- [What is expected] Across the data below, how many lines hold "code"? Answer with that number and nothing else.

- [Dataset records]
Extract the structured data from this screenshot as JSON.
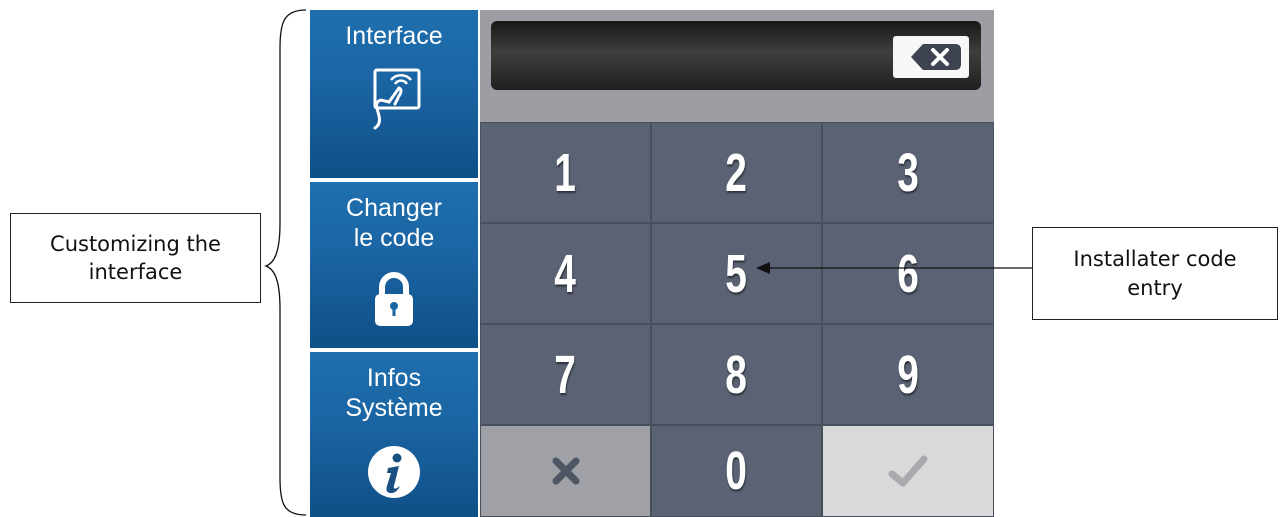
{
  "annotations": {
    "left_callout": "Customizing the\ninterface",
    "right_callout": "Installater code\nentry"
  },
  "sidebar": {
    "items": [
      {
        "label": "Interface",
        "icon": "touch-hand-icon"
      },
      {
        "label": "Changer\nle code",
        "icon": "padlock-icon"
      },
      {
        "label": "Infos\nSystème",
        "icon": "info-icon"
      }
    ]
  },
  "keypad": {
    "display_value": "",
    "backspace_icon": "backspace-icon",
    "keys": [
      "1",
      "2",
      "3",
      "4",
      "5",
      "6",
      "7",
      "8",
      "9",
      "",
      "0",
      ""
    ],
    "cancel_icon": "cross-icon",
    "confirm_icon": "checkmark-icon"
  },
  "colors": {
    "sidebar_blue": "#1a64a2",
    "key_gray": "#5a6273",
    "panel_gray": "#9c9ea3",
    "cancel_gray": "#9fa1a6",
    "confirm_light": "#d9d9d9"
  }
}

- [Task solution] 2